Lesson: Dynamic Composition I
An article in three parts, posted out of order so you can start at the top with Lesson 1 and move on down without the usual start-at-the-bottom nonsense.
In two weeks I leave for India with my colleague and Lumen Dei co-founder, Matt Brandon. Together we’ll be leading a group of young adults though Northern India as we teach them how to see and to shoot compelling images of people and culture. That’s the really broad strokes. Check out LUMEN-DEI.COM for more specifics.
One of the things I am most keen to teach is the stuff that goes on within a frame to tell the story. Photography is a visual language and deftness at any language requires more than a knowledge of the alphabet, some vocabulary, and a few rules of grammar. It requires an understanding of nuance and when to use which word over another. Part of the nuance in photography is the matter of balance within composition.
There are two ways to balance an image – one is static, the other dynamic. Both have their place, neither is universally “better” than another. But the bulk of photographers default to static balance because they are familiar with it and dynamic balance seems a little trickier to define.

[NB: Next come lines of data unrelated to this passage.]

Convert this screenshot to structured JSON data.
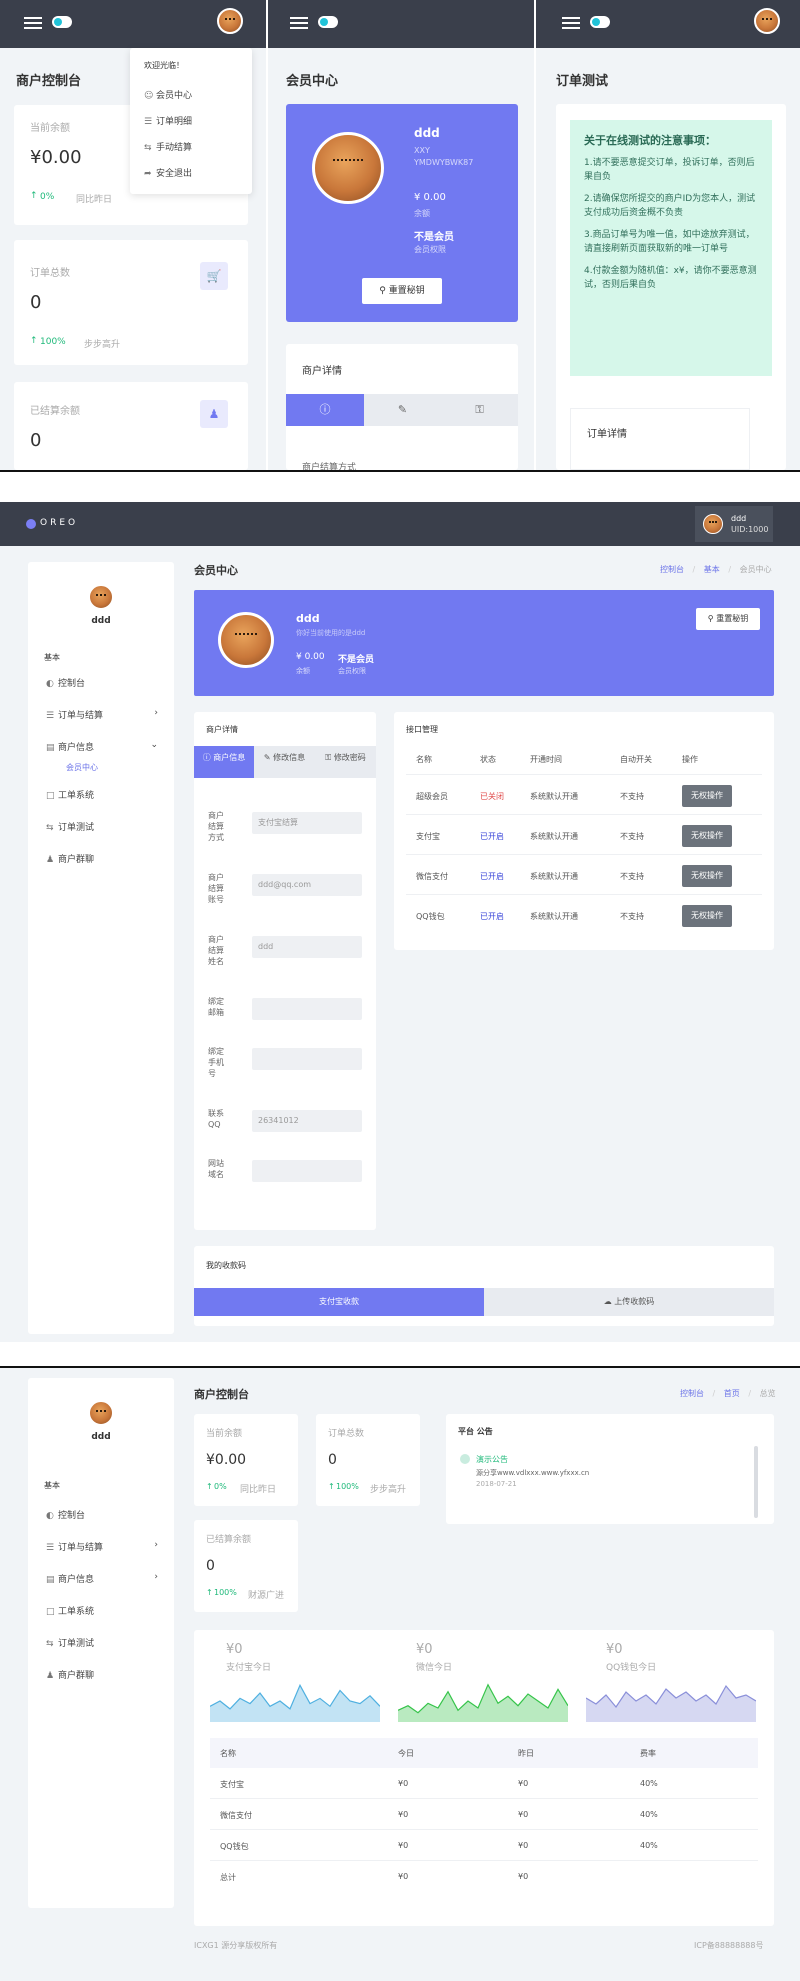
{
  "panel1": {
    "page_title": "商户控制台",
    "dropdown": {
      "greeting": "欢迎光临！",
      "items": [
        "会员中心",
        "订单明细",
        "手动结算",
        "安全退出"
      ]
    },
    "cards": [
      {
        "label": "当前余额",
        "value": "¥0.00",
        "trend": "0%",
        "trend_label": "同比昨日"
      },
      {
        "label": "订单总数",
        "value": "0",
        "trend": "100%",
        "trend_label": "步步高升"
      },
      {
        "label": "已结算余额",
        "value": "0"
      }
    ]
  },
  "panel2": {
    "page_title": "会员中心",
    "user": {
      "name": "ddd",
      "line1": "XXY",
      "line2": "YMDWYBWK87",
      "balance": "¥ 0.00",
      "balance_label": "余额",
      "vip": "不是会员",
      "vip_label": "会员权限"
    },
    "reset_button": "重置秘钥",
    "merchant_details": "商户详情",
    "partial_text": "商户结算方式"
  },
  "panel3": {
    "page_title": "订单测试",
    "notice_title": "关于在线测试的注意事项：",
    "notice_items": [
      "1.请不要恶意提交订单，投诉订单，否则后果自负",
      "2.请确保您所提交的商户ID为您本人，测试支付成功后资金概不负责",
      "3.商品订单号为唯一值，如中途放弃测试，请直接刷新页面获取新的唯一订单号",
      "4.付款金额为随机值：x¥，请你不要恶意测试，否则后果自负"
    ],
    "order_details": "订单详情"
  },
  "shot2": {
    "brand": "OREO",
    "user_name": "ddd",
    "user_id": "UID:1000",
    "page_title": "会员中心",
    "breadcrumbs": [
      "控制台",
      "基本",
      "会员中心"
    ],
    "sidebar_user": "ddd",
    "nav_section": "基本",
    "nav": [
      "控制台",
      "订单与结算",
      "商户信息",
      "会员中心",
      "工单系统",
      "订单测试",
      "商户群聊"
    ],
    "banner": {
      "name": "ddd",
      "sub": "你好当前使用的是ddd",
      "balance": "¥ 0.00",
      "balance_label": "余额",
      "vip": "不是会员",
      "vip_label": "会员权限"
    },
    "reset_button": "重置秘钥",
    "details_title": "商户详情",
    "tabs": [
      "商户信息",
      "修改信息",
      "修改密码"
    ],
    "fields": [
      {
        "label": "商户结算方式",
        "value": "支付宝结算"
      },
      {
        "label": "商户结算账号",
        "value": "ddd@qq.com"
      },
      {
        "label": "商户结算姓名",
        "value": "ddd"
      },
      {
        "label": "绑定邮箱",
        "value": ""
      },
      {
        "label": "绑定手机号",
        "value": ""
      },
      {
        "label": "联系QQ",
        "value": "26341012"
      },
      {
        "label": "网站域名",
        "value": ""
      }
    ],
    "iface_title": "接口管理",
    "iface_cols": [
      "名称",
      "状态",
      "开通时间",
      "自动开关",
      "操作"
    ],
    "iface_rows": [
      {
        "name": "超级会员",
        "status": "已关闭",
        "time": "系统默认开通",
        "auto": "不支持",
        "op": "无权操作"
      },
      {
        "name": "支付宝",
        "status": "已开启",
        "time": "系统默认开通",
        "auto": "不支持",
        "op": "无权操作"
      },
      {
        "name": "微信支付",
        "status": "已开启",
        "time": "系统默认开通",
        "auto": "不支持",
        "op": "无权操作"
      },
      {
        "name": "QQ钱包",
        "status": "已开启",
        "time": "系统默认开通",
        "auto": "不支持",
        "op": "无权操作"
      }
    ],
    "qr_title": "我的收款码",
    "qr_tabs": [
      "支付宝收款",
      "上传收款码"
    ]
  },
  "shot3": {
    "page_title": "商户控制台",
    "breadcrumbs": [
      "控制台",
      "首页",
      "总览"
    ],
    "sidebar_user": "ddd",
    "nav_section": "基本",
    "nav": [
      "控制台",
      "订单与结算",
      "商户信息",
      "工单系统",
      "订单测试",
      "商户群聊"
    ],
    "cards": [
      {
        "label": "当前余额",
        "value": "¥0.00",
        "trend": "0%",
        "trend_label": "同比昨日"
      },
      {
        "label": "订单总数",
        "value": "0",
        "trend": "100%",
        "trend_label": "步步高升"
      },
      {
        "label": "已结算余额",
        "value": "0",
        "trend": "100%",
        "trend_label": "财源广进"
      }
    ],
    "announce_title": "平台 公告",
    "announce_item_title": "演示公告",
    "announce_item_text": "源分享www.vdlxxx.www.yfxxx.cn",
    "announce_item_date": "2018-07-21",
    "stats": [
      {
        "value": "¥0",
        "label": "支付宝今日"
      },
      {
        "value": "¥0",
        "label": "微信今日"
      },
      {
        "value": "¥0",
        "label": "QQ钱包今日"
      }
    ],
    "table_cols": [
      "名称",
      "今日",
      "昨日",
      "费率"
    ],
    "table_rows": [
      [
        "支付宝",
        "¥0",
        "¥0",
        "40%"
      ],
      [
        "微信支付",
        "¥0",
        "¥0",
        "40%"
      ],
      [
        "QQ钱包",
        "¥0",
        "¥0",
        "40%"
      ],
      [
        "总计",
        "¥0",
        "¥0",
        ""
      ]
    ],
    "footer_left": "ICXG1 源分享版权所有",
    "footer_right": "ICP备88888888号"
  },
  "colors": {
    "accent": "#7179f1",
    "dark": "#3a3f4b",
    "green": "#1fb97a",
    "notice_bg": "#d6f7ea"
  },
  "chart_data": [
    {
      "type": "area",
      "series": [
        {
          "values": [
            6,
            8,
            5,
            9,
            7,
            11,
            6,
            8,
            5,
            14,
            7,
            9,
            6,
            12,
            8,
            7,
            10,
            6
          ]
        }
      ],
      "color": "#4fb0e0"
    },
    {
      "type": "area",
      "series": [
        {
          "values": [
            5,
            7,
            4,
            8,
            6,
            13,
            5,
            9,
            6,
            16,
            8,
            11,
            7,
            12,
            9,
            6,
            14,
            7
          ]
        }
      ],
      "color": "#36c44a"
    },
    {
      "type": "area",
      "series": [
        {
          "values": [
            8,
            6,
            9,
            5,
            10,
            7,
            9,
            6,
            11,
            8,
            10,
            7,
            9,
            6,
            12,
            8,
            9,
            7
          ]
        }
      ],
      "color": "#8a8fd9"
    }
  ]
}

Before I go any further I should acknowledge my debt to Raymond Aubin, whose excellent article La Composition Dynamique, which appeared in Photo Selection, Septembre 2005, introduced me to these concepts. I’ve transcribed the article into english and distilled it over the last year into my own thinking. So I’d like to introduce this to you, with a nod to Mr. Aubin for his excellent explanations – the spirit of which is contained here, if not the exact words.

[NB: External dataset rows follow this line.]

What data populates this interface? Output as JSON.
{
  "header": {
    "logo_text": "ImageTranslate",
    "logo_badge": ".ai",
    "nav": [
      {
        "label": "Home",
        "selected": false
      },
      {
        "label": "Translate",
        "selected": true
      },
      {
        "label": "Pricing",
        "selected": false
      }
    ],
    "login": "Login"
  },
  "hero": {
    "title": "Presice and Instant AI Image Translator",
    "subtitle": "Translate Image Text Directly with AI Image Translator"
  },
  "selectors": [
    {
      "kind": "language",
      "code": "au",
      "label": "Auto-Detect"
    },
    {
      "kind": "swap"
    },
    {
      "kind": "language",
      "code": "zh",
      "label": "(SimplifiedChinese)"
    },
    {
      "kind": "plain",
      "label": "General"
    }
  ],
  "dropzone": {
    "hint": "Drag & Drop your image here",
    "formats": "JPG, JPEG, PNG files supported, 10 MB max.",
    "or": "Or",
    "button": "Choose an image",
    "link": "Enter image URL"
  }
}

First, think of an archer’s bow. It is balanced while at rest, and it is balanced when drawn back. But the balance is different and the sense one gets viewing it is different in each case. While it remains at rest the balance is static. While it is drawn, the balance is dynamic and implies the potential of motion and release.
An image, too, can be composed to yield a static or dynamic balance. Follow the basic Rule of Thirds model and your images will, for the most part, be balanced, but they will be static. This is not a “bad” thing – merely a statement of what is. But it is important when you want a dynamic image and not a static image. A photograph that is created to imply serenity, stability, calm, etc, would do well to be balanced statically. A photograph intended to imply motion, or the potential of motion, to imply energy – would do well to be balanced dynamically. The right tool for the right job. Or, to return to the language metaphor – the right words for the right occassion.

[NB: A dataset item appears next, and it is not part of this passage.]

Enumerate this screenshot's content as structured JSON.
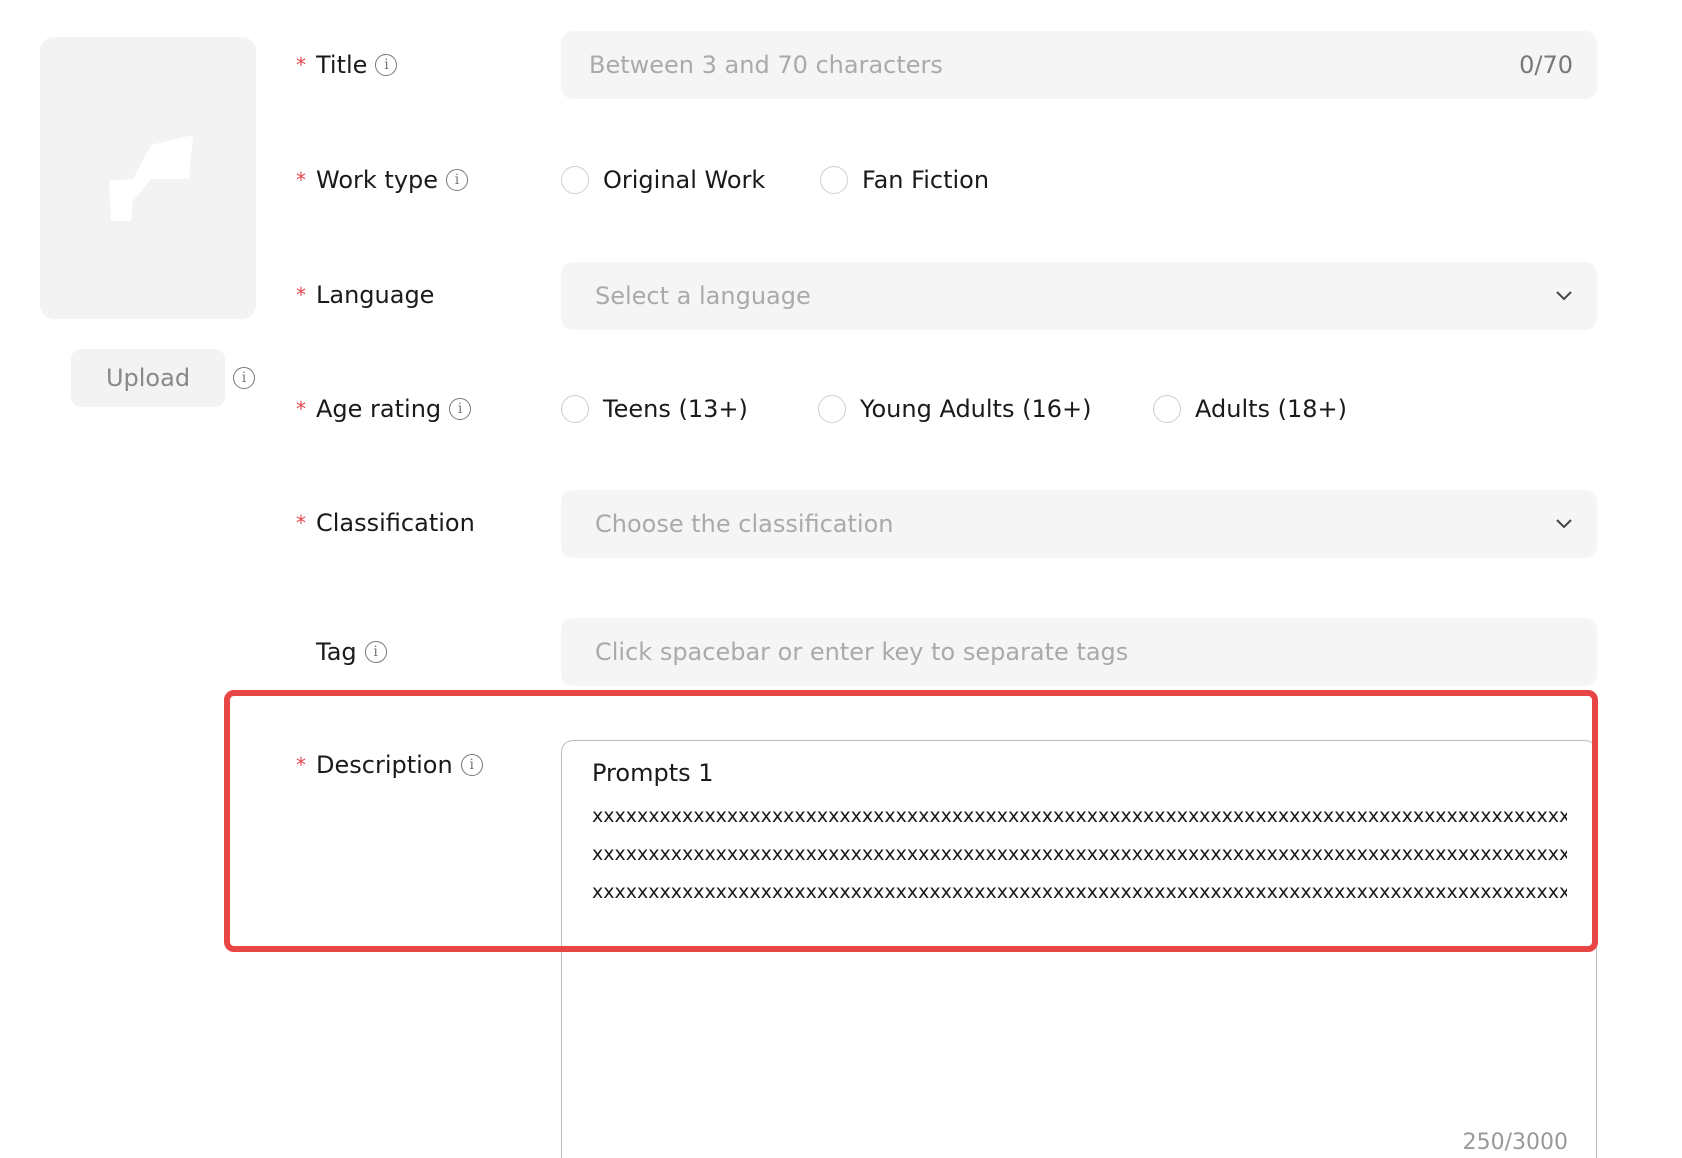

The rule of thirds can be helpful in beginning to explain dynamic composition as well. There are five poles of attraction within the frame. The centre, and the four corners. To the eye these poles give the impression of pulling towards themselves the visual elements of the photo. The centre exerts a greater attraction than the corners, so a visual element placed on the points specified by the rule of thirds is pulled strongly towards the centred but anchored by the corners. And so it remains balanced. But statically so.
So, how is that sense of dynamic balance achieved in an image? I am going to split this article into a short series, to keep the articles short and to give you time to absorb it all. For this lesson I want to introduce you to the important concept of mass.
Aubin uses the metaphor of mass, stating that different elements have different visual mass – meaning their pull is greater. The next lesson we’ll talk about gravity – in other words, how does the frame interact (gravity) with the elements in the image (mass) – for now it’s probably most helpful to you if you get your head around the notion of mass.
Some elements draw your eye more powerfully than others – they interact with the frame in such a way as to have greater pull. Here’s a list (where > means “has greater pull or visual mass than”) :
- Large Elements > Small Elements
- Bright Elements > Dark Elements
- Warm Colours > Cool Colours
- Elements in Perspective (3D) > Flat Elements (2D)
- High Contrast Elements > Low Contrast Elements
- Elements of High Interest > Elements of Low Interest
- Isolated Elements > Cluttered Elements
- Elements of Regular Shape > Elements of Irregular Shape
- Sharp Elements > Out of Focus Elements.
Of course, without the frame, and an understanding of how we read the frame – how we “listen” to this visual language – this is only a partial lesson, but a crucial first step in beginning to understand the process of creating images with a sense of balanced tension or dynamic composition.
Even without moving forward in this series, a knowledge of mass or visual attraction is important. If the task of the visual storyteller is to without words tell the viewer where to look and what is important, then knowing which elements have greater pull, is crucial. For example, knowing that light elements will pull the eye of the viewer more powerfully than darker areas will encourage you to make sure that unimportant background details are not brighter than your main subject. This is a simplification, but it’s generally true. So look around the frame and either shoot in such a way that you eliminate that bright piece of white paper behind your subject, or darken it later digitally so the eye doesn’t have to fight so hard to look where you’re pointing.